- Your goal -
Repeat all the records, precisely as given.

[App and web page records]
* * * * * * * * *
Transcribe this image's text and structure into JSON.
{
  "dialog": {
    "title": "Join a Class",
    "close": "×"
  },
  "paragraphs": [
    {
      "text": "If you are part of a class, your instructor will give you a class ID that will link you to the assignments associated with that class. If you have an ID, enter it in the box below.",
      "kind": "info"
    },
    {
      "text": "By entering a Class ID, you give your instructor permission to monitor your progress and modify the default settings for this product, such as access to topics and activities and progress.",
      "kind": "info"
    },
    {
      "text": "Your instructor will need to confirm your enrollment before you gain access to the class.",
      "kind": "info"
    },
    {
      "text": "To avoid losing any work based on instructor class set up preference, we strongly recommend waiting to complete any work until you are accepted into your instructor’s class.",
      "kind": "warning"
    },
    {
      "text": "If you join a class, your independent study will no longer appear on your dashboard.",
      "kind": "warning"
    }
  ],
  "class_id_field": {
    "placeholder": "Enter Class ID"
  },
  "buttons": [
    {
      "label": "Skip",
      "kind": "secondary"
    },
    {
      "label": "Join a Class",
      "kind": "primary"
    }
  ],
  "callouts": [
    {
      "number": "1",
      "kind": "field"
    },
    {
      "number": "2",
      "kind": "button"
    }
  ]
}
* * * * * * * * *
- Exercise solution -
Transcribe this image's text and structure into JSON.
{
  "dialog": {
    "title": "Join a Class",
    "close": "×"
  },
  "paragraphs": [
    {
      "text": "If you are part of a class, your instructor will give you a class ID that will link you to the assignments associated with that class. If you have an ID, enter it in the box below.",
      "kind": "info"
    },
    {
      "text": "By entering a Class ID, you give your instructor permission to monitor your progress and modify the default settings for this product, such as access to topics and activities and progress.",
      "kind": "info"
    },
    {
      "text": "Your instructor will need to confirm your enrollment before you gain access to the class.",
      "kind": "info"
    },
    {
      "text": "To avoid losing any work based on instructor class set up preference, we strongly recommend waiting to complete any work until you are accepted into your instructor’s class.",
      "kind": "warning"
    },
    {
      "text": "If you join a class, your independent study will no longer appear on your dashboard.",
      "kind": "warning"
    }
  ],
  "class_id_field": {
    "placeholder": "Enter Class ID"
  },
  "buttons": [
    {
      "label": "Skip",
      "kind": "secondary"
    },
    {
      "label": "Join a Class",
      "kind": "primary"
    }
  ],
  "callouts": [
    {
      "number": "1",
      "kind": "field"
    },
    {
      "number": "2",
      "kind": "button"
    }
  ]
}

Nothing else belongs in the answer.